(Data records for software interfaces)
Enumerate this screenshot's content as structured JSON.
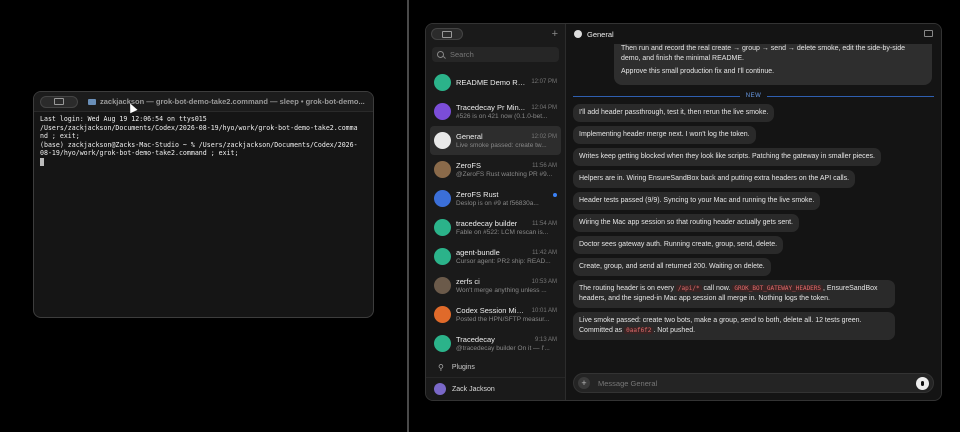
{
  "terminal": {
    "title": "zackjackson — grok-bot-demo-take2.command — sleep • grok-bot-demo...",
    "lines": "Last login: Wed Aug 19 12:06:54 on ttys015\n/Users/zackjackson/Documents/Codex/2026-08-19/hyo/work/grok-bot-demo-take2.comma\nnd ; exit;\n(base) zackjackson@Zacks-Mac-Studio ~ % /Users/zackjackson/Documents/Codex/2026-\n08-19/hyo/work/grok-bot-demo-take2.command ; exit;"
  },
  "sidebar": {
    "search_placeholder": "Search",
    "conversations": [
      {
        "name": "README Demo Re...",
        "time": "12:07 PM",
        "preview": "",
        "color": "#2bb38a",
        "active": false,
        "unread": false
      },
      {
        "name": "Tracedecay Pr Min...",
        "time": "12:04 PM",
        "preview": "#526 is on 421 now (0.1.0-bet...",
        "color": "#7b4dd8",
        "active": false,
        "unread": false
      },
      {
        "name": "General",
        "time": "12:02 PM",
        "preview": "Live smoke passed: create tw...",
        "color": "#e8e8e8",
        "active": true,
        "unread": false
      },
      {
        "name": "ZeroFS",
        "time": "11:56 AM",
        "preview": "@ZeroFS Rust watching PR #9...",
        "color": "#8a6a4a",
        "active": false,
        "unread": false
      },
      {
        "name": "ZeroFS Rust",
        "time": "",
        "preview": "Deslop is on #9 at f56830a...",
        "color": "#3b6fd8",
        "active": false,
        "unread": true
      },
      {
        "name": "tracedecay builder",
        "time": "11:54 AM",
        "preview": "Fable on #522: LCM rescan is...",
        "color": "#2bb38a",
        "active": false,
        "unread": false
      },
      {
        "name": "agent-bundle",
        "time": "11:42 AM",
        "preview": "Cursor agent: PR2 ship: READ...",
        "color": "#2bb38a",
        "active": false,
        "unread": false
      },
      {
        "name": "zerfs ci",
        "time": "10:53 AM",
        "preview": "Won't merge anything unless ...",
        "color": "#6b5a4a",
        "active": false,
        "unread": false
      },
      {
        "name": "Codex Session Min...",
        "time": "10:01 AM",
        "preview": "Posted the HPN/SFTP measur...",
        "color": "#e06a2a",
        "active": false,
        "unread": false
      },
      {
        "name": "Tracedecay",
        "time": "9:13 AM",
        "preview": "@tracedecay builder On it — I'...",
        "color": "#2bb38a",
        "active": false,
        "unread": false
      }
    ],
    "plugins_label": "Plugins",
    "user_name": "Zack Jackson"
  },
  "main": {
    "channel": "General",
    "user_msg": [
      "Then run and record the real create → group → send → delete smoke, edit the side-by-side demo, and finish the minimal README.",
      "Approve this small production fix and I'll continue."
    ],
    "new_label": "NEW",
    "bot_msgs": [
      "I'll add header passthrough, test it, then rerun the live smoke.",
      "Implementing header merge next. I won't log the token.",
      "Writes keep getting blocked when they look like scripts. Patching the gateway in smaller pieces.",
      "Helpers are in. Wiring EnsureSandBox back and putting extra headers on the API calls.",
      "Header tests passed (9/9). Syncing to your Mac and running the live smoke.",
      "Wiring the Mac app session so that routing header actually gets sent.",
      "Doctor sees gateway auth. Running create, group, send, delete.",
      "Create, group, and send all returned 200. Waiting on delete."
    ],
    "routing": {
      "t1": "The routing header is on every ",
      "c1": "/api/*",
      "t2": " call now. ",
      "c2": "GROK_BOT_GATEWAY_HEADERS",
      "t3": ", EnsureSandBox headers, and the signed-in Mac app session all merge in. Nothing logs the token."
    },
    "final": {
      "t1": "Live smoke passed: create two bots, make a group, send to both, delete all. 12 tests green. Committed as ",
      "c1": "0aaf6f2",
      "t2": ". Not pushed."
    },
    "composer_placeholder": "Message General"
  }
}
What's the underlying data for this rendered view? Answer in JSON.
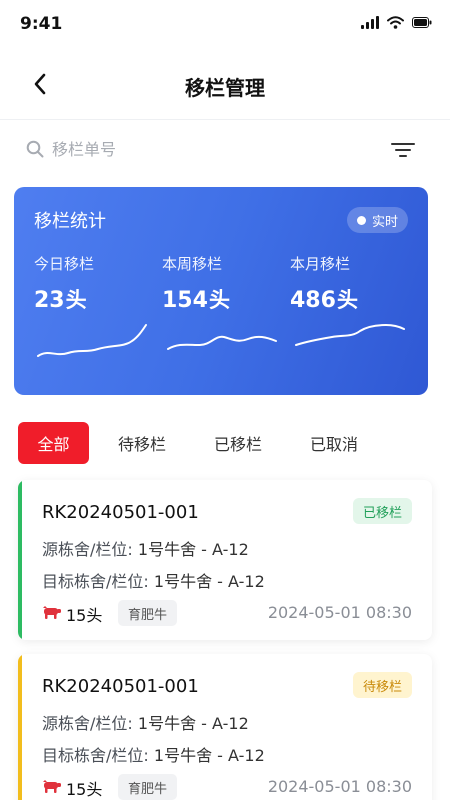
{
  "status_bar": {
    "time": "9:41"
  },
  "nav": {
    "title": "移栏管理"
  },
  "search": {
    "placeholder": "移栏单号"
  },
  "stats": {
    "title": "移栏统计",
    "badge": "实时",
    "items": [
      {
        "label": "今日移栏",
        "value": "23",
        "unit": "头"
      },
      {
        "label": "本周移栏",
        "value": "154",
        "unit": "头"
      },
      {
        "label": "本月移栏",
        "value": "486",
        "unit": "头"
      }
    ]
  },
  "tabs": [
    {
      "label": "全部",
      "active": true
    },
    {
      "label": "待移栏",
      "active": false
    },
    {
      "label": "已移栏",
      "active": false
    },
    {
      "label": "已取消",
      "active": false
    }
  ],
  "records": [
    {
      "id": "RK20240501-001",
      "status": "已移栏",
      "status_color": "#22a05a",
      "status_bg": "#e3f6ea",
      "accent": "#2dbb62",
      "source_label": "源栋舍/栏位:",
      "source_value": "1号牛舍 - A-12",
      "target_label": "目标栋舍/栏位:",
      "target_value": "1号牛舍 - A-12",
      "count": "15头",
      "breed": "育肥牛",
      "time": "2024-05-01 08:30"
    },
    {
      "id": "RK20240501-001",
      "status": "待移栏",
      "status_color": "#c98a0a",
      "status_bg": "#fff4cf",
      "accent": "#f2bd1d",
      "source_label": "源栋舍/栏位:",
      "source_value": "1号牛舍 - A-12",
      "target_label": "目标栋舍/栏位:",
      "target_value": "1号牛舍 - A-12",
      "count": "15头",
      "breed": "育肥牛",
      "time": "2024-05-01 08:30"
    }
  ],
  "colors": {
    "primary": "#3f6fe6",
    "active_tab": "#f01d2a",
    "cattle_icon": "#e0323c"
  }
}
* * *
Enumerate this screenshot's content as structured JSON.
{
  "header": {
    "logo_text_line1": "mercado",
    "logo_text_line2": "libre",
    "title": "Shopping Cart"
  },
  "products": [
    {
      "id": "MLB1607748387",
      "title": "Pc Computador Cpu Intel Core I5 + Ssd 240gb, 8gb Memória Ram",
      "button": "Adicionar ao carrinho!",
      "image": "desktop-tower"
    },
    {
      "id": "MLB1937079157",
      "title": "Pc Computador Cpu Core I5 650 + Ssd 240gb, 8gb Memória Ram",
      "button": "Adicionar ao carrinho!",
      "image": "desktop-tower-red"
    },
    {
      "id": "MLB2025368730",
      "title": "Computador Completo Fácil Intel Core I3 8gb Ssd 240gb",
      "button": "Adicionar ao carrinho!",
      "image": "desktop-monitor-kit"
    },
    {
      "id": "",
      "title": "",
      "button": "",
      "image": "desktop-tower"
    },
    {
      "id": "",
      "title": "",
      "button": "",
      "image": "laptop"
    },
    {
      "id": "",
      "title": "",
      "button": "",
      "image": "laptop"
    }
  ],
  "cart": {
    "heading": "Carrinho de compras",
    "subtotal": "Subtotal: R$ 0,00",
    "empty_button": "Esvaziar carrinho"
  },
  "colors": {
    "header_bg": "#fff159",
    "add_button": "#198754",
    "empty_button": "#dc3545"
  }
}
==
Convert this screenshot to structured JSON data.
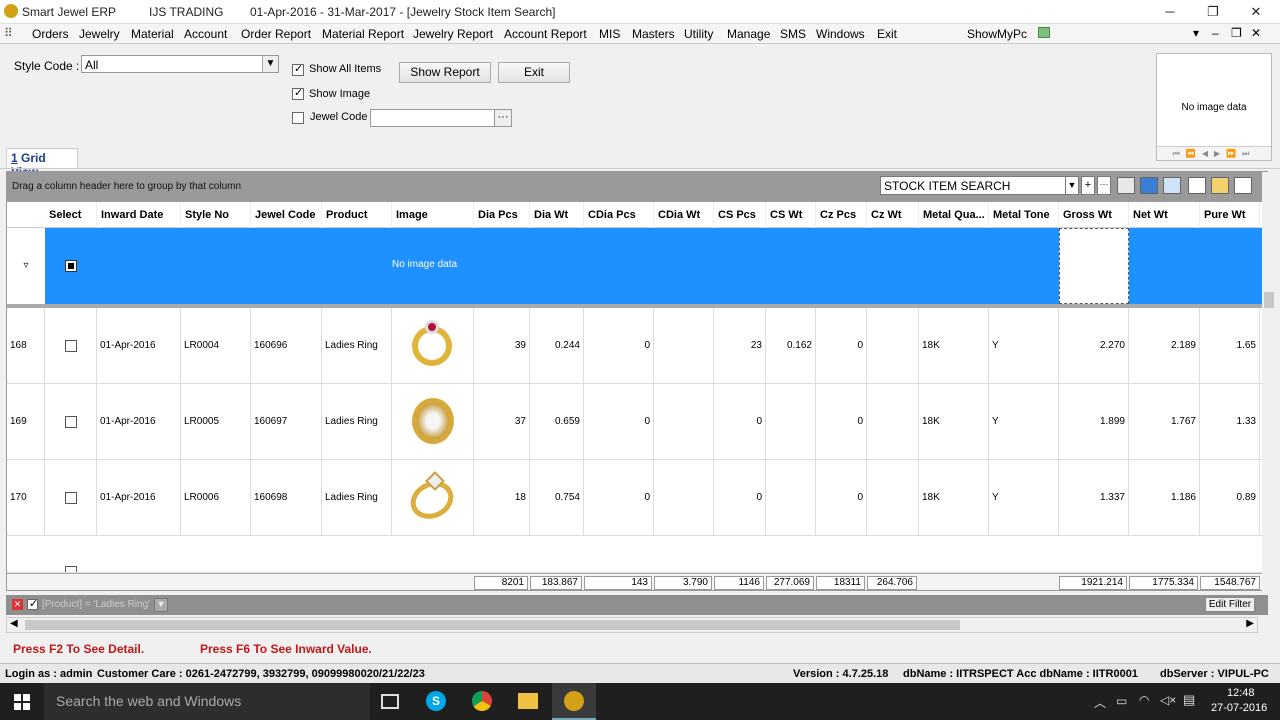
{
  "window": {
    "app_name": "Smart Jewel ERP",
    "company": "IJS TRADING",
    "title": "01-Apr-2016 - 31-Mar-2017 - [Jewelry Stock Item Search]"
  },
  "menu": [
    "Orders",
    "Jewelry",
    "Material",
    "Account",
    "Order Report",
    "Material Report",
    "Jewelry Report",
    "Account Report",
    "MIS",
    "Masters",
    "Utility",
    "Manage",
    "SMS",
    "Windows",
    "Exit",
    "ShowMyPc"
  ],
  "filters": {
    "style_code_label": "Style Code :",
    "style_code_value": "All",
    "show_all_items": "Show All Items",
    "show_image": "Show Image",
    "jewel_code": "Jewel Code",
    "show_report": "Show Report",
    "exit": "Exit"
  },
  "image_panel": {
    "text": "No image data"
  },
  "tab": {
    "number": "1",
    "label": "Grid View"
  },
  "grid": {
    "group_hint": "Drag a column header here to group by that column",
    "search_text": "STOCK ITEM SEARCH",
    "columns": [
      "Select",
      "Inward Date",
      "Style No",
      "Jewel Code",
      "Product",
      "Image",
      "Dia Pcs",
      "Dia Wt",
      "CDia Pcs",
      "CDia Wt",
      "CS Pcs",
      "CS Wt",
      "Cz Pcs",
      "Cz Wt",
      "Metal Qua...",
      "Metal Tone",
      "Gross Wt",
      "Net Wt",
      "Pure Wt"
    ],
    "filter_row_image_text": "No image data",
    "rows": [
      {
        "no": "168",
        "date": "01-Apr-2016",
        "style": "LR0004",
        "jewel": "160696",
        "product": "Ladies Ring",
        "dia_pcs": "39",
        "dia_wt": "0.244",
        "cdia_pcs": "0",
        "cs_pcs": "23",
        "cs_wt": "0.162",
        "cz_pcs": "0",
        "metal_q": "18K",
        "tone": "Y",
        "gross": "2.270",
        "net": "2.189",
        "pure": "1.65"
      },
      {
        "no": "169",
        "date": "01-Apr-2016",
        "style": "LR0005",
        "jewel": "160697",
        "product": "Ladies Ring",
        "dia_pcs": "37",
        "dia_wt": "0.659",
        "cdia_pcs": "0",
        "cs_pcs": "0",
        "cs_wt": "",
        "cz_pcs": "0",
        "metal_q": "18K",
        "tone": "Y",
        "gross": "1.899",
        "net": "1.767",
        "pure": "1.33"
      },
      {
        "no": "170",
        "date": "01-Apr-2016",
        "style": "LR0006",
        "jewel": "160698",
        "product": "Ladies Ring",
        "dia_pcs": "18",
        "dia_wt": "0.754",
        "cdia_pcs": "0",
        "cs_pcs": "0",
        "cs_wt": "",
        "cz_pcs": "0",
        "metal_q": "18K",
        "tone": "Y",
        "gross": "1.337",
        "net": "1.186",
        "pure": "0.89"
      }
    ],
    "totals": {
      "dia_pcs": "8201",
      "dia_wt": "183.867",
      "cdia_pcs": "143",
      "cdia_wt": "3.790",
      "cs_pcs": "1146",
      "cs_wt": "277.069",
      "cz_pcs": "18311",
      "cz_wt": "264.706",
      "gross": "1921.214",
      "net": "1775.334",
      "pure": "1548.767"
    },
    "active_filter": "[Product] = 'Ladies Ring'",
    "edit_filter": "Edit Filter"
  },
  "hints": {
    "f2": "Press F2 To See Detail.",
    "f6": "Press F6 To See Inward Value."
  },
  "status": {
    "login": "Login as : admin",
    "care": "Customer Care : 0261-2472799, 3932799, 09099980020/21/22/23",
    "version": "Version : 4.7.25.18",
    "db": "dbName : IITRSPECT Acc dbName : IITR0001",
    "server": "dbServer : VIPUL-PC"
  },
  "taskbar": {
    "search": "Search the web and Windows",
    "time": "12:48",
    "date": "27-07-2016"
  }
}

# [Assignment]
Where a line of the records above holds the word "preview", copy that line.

# [Written solution]
        "preview": "",
        "preview": "#526 is on 421 now (0.1.0-bet...",
        "preview": "Live smoke passed: create tw...",
        "preview": "@ZeroFS Rust watching PR #9...",
        "preview": "Deslop is on #9 at f56830a...",
        "preview": "Fable on #522: LCM rescan is...",
        "preview": "Cursor agent: PR2 ship: READ...",
        "preview": "Won't merge anything unless ...",
        "preview": "Posted the HPN/SFTP measur...",
        "preview": "@tracedecay builder On it — I'...",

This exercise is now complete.